In Claire Cameron's new novel, an archaeologist makes a remarkable find: the skeletal bones of a Neanderthal and a human, facing one another. The story toggles between the driven Rosamund and her testy dealings with museum officials who value spectacle over science, and Girl, a muscular Neanderthal hunter with a shock of red hair. Both are pregnant.
Cameron, a Canadian writer, is at her best when recreating the lush, savage world of 40,000 years ago. Girl sleeps inside a bison-hide hut in a warm tangle of tribe, which includes an odd foundling, Runt. Their days are spent outwitting prey while they avoid becoming dinner themselves, and in rituals passed down through millennium. But Girl is grappling with unforeseen changes. Sure, the brown bear families showed up at the annual fish run where swift rivers meet, though where is everyone else?

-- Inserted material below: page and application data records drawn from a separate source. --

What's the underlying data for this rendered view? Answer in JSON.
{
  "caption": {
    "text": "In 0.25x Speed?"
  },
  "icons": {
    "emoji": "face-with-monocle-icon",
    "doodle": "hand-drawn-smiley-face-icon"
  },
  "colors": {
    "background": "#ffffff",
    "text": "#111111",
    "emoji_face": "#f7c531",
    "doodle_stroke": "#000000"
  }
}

While you may wonder about the accuracy of some details (a heat-seeking gum patch...), there is no question that humans and Neanderthals co-existed, mingled and even interbred. Perhaps you may even be among those who have up to 4% Neanderthal DNA. The book ends rather abruptly. Having gotten to know this brave and kind being, we are left simply to wish Girl safe travel to journey's end.